In June of 2010, two years after my daughter’s birth and subsequent heart-wrenching hospital stay, I wrote a post about how the smell of fresh cut grass triggered an uncontrollable reliving of the trauma I experienced during that time. I wondered when I would be free of this uninvited flashback into Hell.

flowerbruiseI believed it was somehow my fault because I have never been able to force myself to throw away the stitches, tubes, and other bits and pieces of her that I saved. I have not found a way to “get over it” and heal. Therefore I concluded that I must be weak and perpetually broken. How could I not logically or emotionally separate a flower from a bruise?

Now I know how it works.

“At any juncture where the mind becomes overwhelmed and cannot take in the enormity of a tragedy and its sweeping implications, imagery of details can be frozen for future recall. That is, details can become vividly “wired in” and so represent the totality of the traumatic event. They are then intrusively and involuntarily replayed as a result of triggers, both conscious and unconscious, internal and external. Once underway, these flashbacks are usually next to impossible to interrupt. Potential triggers can be almost anything... (fresh cut grass) Flashbacks are multisensory and often include exquisitely detailed features of the scene of the moment of reckoning when life became drastically changed.” Susan Roos, Chronic Sorrow, A Living Loss.

Now I don’t fear it anymore. I just let it roll over me until it is done. And first chance I get I go hug my girl and breath in her soothing life scent.


Lisa said...

You write such profound things, I have a hard time finding the words to respond. I'm moved, though, and again I ponder.

Anna said...

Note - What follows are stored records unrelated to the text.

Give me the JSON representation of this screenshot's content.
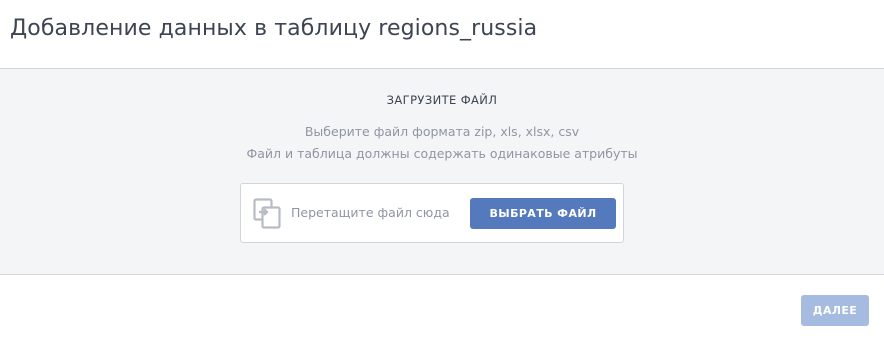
{
  "dialog": {
    "title": "Добавление данных в таблицу regions_russia"
  },
  "upload": {
    "heading": "ЗАГРУЗИТЕ ФАЙЛ",
    "hint_line_1": "Выберите файл формата zip, xls, xlsx, csv",
    "hint_line_2": "Файл и таблица должны содержать одинаковые атрибуты",
    "dropzone": {
      "icon": "file-import-icon",
      "text": "Перетащите файл сюда",
      "button_label": "ВЫБРАТЬ ФАЙЛ"
    }
  },
  "footer": {
    "next_label": "ДАЛЕЕ",
    "next_disabled": true
  },
  "colors": {
    "accent": "#5579bd",
    "accent_disabled": "#a5bbdf",
    "panel_background": "#f4f5f6",
    "muted_text": "#8f96a3",
    "title_text": "#3d4452"
  }
}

mmmmmmm. yes. true.
I posted about this in an analogy of like peeling an onion, layers. The sharp sting of tears. I am glad you are embracing it.

Farmgirl said...

I'm guilty of reading more than I comment. But I can't resist sharing a thought--- I once suffered the rampages in my mind of a trauma- to the point where it was disrupting "normal" life--- and found a therapist who had been trained in EMDR therapy. I didn't buy into it- I'm pretty skeptical by nature- but it seemed to help "file things" away a bit so they weren't allowed to storm my brain from smaller stimuli. Anyway--- I'm not sure any of us ever 100% get over things which are too terrible to describe. Except by Grace.

Post a Comment

Go ahead, say it.